Second Thoughts About Pact to Save Old-Growth
Environmentalists take whacks at public-private deal to preserve a famous stand of California redwoods.
A meandering path overgrown with black huckleberry leads into the Headwaters Forest, the largest concentration of ancient redwoods on private land anywhere in the world.
Yet finding the remote Headwaters is the easy part. A deal to preserve it attempts to blaze a much tougher trail: discerning the proper line of demarcation between environmental preservation and private land rights. This is an area of growing conflict in the application of US environmental law and one in which the Headwaters deal will likely become a role model for subsequent settlements elsewhere.
Over the past decade, numerous attempts to determine the fate of the Headwaters Forest failed (in Congress, the California legislature and the courts). But in fall 1996, a three-way deal was struck between the federal and state governments and the Pacific Lumber Co. which owns the forest.
The deal would transfer 7,500 acres of ancient redwood forest from Pacific Lumber to public ownership. All to the good, say environmentalists.
But in exchange, Pacific Lumber gets $380 million in compensation in federal and state tax dollars as well as some tailormade rules for logging its remaining 200,000 acres of forest. The price tag, the terms for logging, and the interlocking nature of the whole deal make it a dangerous precedent, say opponents.
Congress has already approved its $250 million portion, which will be paid once the state agrees to its $130 million share. That could come in the next couple of weeks if the California legislature includes it in the 1999 budget, now being finalized. Critics want it kept separate, realizing their concerns could get buried as part of an omnibus budget compromise.
Many environmental groups believe the government should have strictly applied the rules of the Endangered Species Act (ESA), which spells out conditions under which Pacific Lumber can log the Headwaters and surrounding lands that provide habitat to two threatened species, the coho salmon and the marble murrelet.
They acknowledge that would have ended up in a lengthy court battle, but believe circumventing a fight by agreeing to a deal that weakens the law is no victory.
"Will private property rights trump our well-being as a society?" says Tara Mueller of the Environmental Law Foundation in Oakland, Calif. "This deal is just prolonging and avoiding the real issue."
She says the Headwaters deal is an example of a growing tendency by the government to cut deals rather than enforce the law.
Application of the ESA had already triggered a lawsuit by Pacific Lumber, charging that it constituted an unfair "taking" of private property rights. But that lawsuit has been frozen for the moment and will be dropped if the current deal is finalized.
Pacific Lumber president John Campbell says advocates of strict application of the ESA are in fact, attempting to "migrate to private land the procedures used on public lands.
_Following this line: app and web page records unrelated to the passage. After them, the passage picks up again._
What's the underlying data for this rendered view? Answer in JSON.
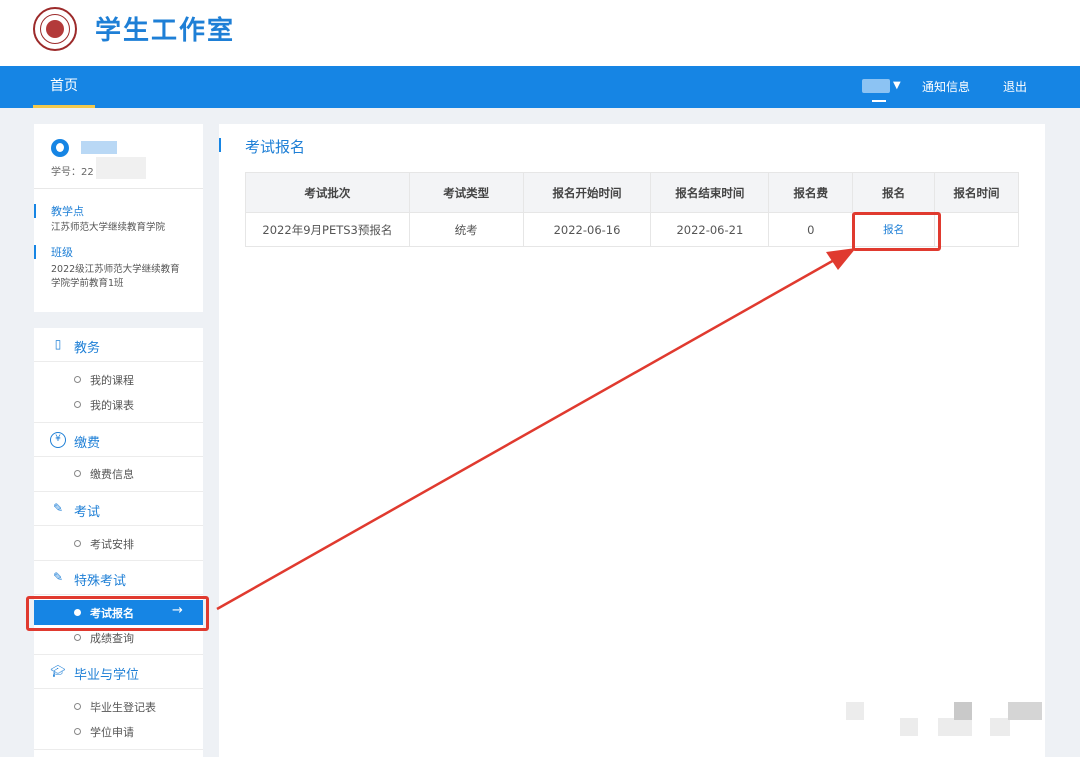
{
  "header": {
    "app_title": "学生工作室",
    "logo": "university-seal-logo"
  },
  "navbar": {
    "home": "首页",
    "notice": "通知信息",
    "logout": "退出",
    "accent": "#1685e4"
  },
  "profile": {
    "student_id_label": "学号：22",
    "section1": {
      "label": "教学点",
      "value": "江苏师范大学继续教育学院"
    },
    "section2": {
      "label": "班级",
      "value_line1": "2022级江苏师范大学继续教育",
      "value_line2": "学院学前教育1班"
    }
  },
  "menu": {
    "groups": [
      {
        "label": "教务",
        "icon": "book-gear-icon",
        "items": [
          "我的课程",
          "我的课表"
        ]
      },
      {
        "label": "缴费",
        "icon": "yen-icon",
        "items": [
          "缴费信息"
        ]
      },
      {
        "label": "考试",
        "icon": "pencil-icon",
        "items": [
          "考试安排"
        ]
      },
      {
        "label": "特殊考试",
        "icon": "pencil-icon",
        "items": [
          "考试报名",
          "成绩查询"
        ]
      },
      {
        "label": "毕业与学位",
        "icon": "graduation-cap-icon",
        "items": [
          "毕业生登记表",
          "学位申请"
        ]
      }
    ],
    "active_item": "考试报名",
    "active_arrow": "→"
  },
  "main": {
    "title": "考试报名",
    "table": {
      "headers": [
        "考试批次",
        "考试类型",
        "报名开始时间",
        "报名结束时间",
        "报名费",
        "报名",
        "报名时间"
      ],
      "rows": [
        [
          "2022年9月PETS3预报名",
          "统考",
          "2022-06-16",
          "2022-06-21",
          "0",
          "报名",
          ""
        ]
      ]
    }
  },
  "annotation_color": "#e03a2f"
}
If that's the requirement, there's going to be a huge social upheaval," he says.
The details of the habitat conservation plan, which will guide how Pacific Lumber manages the forests not being transferred to a public preserve, will be released within the next week for public comment, says Mr. Campbell. But the broad outlines have already been announced and Campbell insists the company will not agree to substantial changes outside of the 1996 deal.
One of the most troubling aspects of the habitat plan to environmentalists is the buffer zone along creeks and streams. The deal requires no logging within 30 feet of streams used by the salmon. This is smaller than the protected zone on federal lands and less than what environmentalists say is adequate.
Critics say that putting the habitat conservation plan before the public is a sham, given it's part of an already agreed to deal between the governments and Pacific Lumber.
Josh Kaufman, the Sierra Club representative here, also objects to the price tag. Pacific Lumber estimates that the true value of the land it is turning over to the government is much higher than $380 million, because of its timber. A single redwood can be worth tens of thousands of dollars in lumber. But Mr. Kaufman says if the government's position is that the ESA would severely limit acceptable logging, then paying $380 million is way too high. "This deal is just based on the financial needs of the company," he says.
Pacific Lumber was bought in 1985 by Houston businessman Charles Hurwitz, who used high-interest junk bonds to finance the purchase. He quickly accelerated the logging rate and moved to clear-cut the Headwaters Forest, which had remained virgin forest because of its inaccessibility. That takeover has provided ammunition to critics of the deal, who depict Hurwitz as interested only in wringing cash from Pacific Lumber, whether by increased logging or by the current deal.